Element data from apps and pages:
= = = = =

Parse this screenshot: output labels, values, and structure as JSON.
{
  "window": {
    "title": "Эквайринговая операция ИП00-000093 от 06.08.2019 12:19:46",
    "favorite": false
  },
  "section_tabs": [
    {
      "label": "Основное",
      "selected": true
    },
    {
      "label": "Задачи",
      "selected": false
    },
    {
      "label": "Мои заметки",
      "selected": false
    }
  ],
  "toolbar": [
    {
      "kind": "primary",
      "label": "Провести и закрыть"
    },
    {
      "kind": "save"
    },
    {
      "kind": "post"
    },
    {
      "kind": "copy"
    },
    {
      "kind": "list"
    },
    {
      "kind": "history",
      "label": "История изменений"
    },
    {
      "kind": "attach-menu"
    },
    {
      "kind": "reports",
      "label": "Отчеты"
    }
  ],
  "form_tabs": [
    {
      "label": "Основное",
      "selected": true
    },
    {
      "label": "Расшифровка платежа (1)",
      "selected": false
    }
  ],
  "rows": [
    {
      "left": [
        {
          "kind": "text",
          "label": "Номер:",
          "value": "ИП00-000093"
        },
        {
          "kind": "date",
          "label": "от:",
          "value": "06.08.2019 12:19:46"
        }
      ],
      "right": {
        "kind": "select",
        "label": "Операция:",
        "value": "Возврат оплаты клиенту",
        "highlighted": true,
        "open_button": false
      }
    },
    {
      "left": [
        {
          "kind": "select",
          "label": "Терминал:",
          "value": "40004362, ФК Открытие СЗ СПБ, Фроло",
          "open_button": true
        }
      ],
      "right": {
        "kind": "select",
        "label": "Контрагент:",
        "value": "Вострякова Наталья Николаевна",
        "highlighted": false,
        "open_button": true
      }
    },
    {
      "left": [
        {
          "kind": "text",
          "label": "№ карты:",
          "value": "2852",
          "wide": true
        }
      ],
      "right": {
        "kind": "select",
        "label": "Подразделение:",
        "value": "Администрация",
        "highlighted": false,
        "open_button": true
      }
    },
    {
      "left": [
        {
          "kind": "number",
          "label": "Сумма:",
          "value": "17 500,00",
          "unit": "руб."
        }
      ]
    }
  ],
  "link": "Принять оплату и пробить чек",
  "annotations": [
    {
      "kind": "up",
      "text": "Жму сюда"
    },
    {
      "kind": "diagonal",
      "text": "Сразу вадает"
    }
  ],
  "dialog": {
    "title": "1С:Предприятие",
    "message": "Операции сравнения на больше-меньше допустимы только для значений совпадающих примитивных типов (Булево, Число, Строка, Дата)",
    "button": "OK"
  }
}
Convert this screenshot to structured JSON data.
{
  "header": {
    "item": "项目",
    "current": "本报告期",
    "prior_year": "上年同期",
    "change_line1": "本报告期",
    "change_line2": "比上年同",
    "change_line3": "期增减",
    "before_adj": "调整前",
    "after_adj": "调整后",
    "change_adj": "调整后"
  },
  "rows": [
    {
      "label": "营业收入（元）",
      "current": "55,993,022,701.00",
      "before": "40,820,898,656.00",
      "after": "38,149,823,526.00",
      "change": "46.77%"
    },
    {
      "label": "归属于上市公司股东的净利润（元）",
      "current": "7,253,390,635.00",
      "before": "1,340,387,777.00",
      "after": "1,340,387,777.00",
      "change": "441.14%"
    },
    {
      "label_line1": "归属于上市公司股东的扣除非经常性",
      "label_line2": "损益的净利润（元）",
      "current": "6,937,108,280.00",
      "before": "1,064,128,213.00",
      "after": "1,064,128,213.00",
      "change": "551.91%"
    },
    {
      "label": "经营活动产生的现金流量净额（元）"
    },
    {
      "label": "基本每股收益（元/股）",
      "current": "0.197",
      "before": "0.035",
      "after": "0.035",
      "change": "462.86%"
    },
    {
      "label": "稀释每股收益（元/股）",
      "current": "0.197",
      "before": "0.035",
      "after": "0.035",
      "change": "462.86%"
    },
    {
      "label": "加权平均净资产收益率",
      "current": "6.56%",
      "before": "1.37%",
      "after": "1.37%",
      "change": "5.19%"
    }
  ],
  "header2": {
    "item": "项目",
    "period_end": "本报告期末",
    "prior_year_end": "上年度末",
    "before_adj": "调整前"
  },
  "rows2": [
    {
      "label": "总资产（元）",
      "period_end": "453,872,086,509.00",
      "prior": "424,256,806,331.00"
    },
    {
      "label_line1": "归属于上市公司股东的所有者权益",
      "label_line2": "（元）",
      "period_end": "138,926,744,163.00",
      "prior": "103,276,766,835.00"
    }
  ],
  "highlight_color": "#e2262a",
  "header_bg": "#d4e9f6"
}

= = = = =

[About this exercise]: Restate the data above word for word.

[Written answer]:
Parse this screenshot: output labels, values, and structure as JSON.
{
  "window": {
    "title": "Эквайринговая операция ИП00-000093 от 06.08.2019 12:19:46",
    "favorite": false
  },
  "section_tabs": [
    {
      "label": "Основное",
      "selected": true
    },
    {
      "label": "Задачи",
      "selected": false
    },
    {
      "label": "Мои заметки",
      "selected": false
    }
  ],
  "toolbar": [
    {
      "kind": "primary",
      "label": "Провести и закрыть"
    },
    {
      "kind": "save"
    },
    {
      "kind": "post"
    },
    {
      "kind": "copy"
    },
    {
      "kind": "list"
    },
    {
      "kind": "history",
      "label": "История изменений"
    },
    {
      "kind": "attach-menu"
    },
    {
      "kind": "reports",
      "label": "Отчеты"
    }
  ],
  "form_tabs": [
    {
      "label": "Основное",
      "selected": true
    },
    {
      "label": "Расшифровка платежа (1)",
      "selected": false
    }
  ],
  "rows": [
    {
      "left": [
        {
          "kind": "text",
          "label": "Номер:",
          "value": "ИП00-000093"
        },
        {
          "kind": "date",
          "label": "от:",
          "value": "06.08.2019 12:19:46"
        }
      ],
      "right": {
        "kind": "select",
        "label": "Операция:",
        "value": "Возврат оплаты клиенту",
        "highlighted": true,
        "open_button": false
      }
    },
    {
      "left": [
        {
          "kind": "select",
          "label": "Терминал:",
          "value": "40004362, ФК Открытие СЗ СПБ, Фроло",
          "open_button": true
        }
      ],
      "right": {
        "kind": "select",
        "label": "Контрагент:",
        "value": "Вострякова Наталья Николаевна",
        "highlighted": false,
        "open_button": true
      }
    },
    {
      "left": [
        {
          "kind": "text",
          "label": "№ карты:",
          "value": "2852",
          "wide": true
        }
      ],
      "right": {
        "kind": "select",
        "label": "Подразделение:",
        "value": "Администрация",
        "highlighted": false,
        "open_button": true
      }
    },
    {
      "left": [
        {
          "kind": "number",
          "label": "Сумма:",
          "value": "17 500,00",
          "unit": "руб."
        }
      ]
    }
  ],
  "link": "Принять оплату и пробить чек",
  "annotations": [
    {
      "kind": "up",
      "text": "Жму сюда"
    },
    {
      "kind": "diagonal",
      "text": "Сразу вадает"
    }
  ],
  "dialog": {
    "title": "1С:Предприятие",
    "message": "Операции сравнения на больше-меньше допустимы только для значений совпадающих примитивных типов (Булево, Число, Строка, Дата)",
    "button": "OK"
  }
}
Convert this screenshot to structured JSON data.
{
  "header": {
    "item": "项目",
    "current": "本报告期",
    "prior_year": "上年同期",
    "change_line1": "本报告期",
    "change_line2": "比上年同",
    "change_line3": "期增减",
    "before_adj": "调整前",
    "after_adj": "调整后",
    "change_adj": "调整后"
  },
  "rows": [
    {
      "label": "营业收入（元）",
      "current": "55,993,022,701.00",
      "before": "40,820,898,656.00",
      "after": "38,149,823,526.00",
      "change": "46.77%"
    },
    {
      "label": "归属于上市公司股东的净利润（元）",
      "current": "7,253,390,635.00",
      "before": "1,340,387,777.00",
      "after": "1,340,387,777.00",
      "change": "441.14%"
    },
    {
      "label_line1": "归属于上市公司股东的扣除非经常性",
      "label_line2": "损益的净利润（元）",
      "current": "6,937,108,280.00",
      "before": "1,064,128,213.00",
      "after": "1,064,128,213.00",
      "change": "551.91%"
    },
    {
      "label": "经营活动产生的现金流量净额（元）"
    },
    {
      "label": "基本每股收益（元/股）",
      "current": "0.197",
      "before": "0.035",
      "after": "0.035",
      "change": "462.86%"
    },
    {
      "label": "稀释每股收益（元/股）",
      "current": "0.197",
      "before": "0.035",
      "after": "0.035",
      "change": "462.86%"
    },
    {
      "label": "加权平均净资产收益率",
      "current": "6.56%",
      "before": "1.37%",
      "after": "1.37%",
      "change": "5.19%"
    }
  ],
  "header2": {
    "item": "项目",
    "period_end": "本报告期末",
    "prior_year_end": "上年度末",
    "before_adj": "调整前"
  },
  "rows2": [
    {
      "label": "总资产（元）",
      "period_end": "453,872,086,509.00",
      "prior": "424,256,806,331.00"
    },
    {
      "label_line1": "归属于上市公司股东的所有者权益",
      "label_line2": "（元）",
      "period_end": "138,926,744,163.00",
      "prior": "103,276,766,835.00"
    }
  ],
  "highlight_color": "#e2262a",
  "header_bg": "#d4e9f6"
}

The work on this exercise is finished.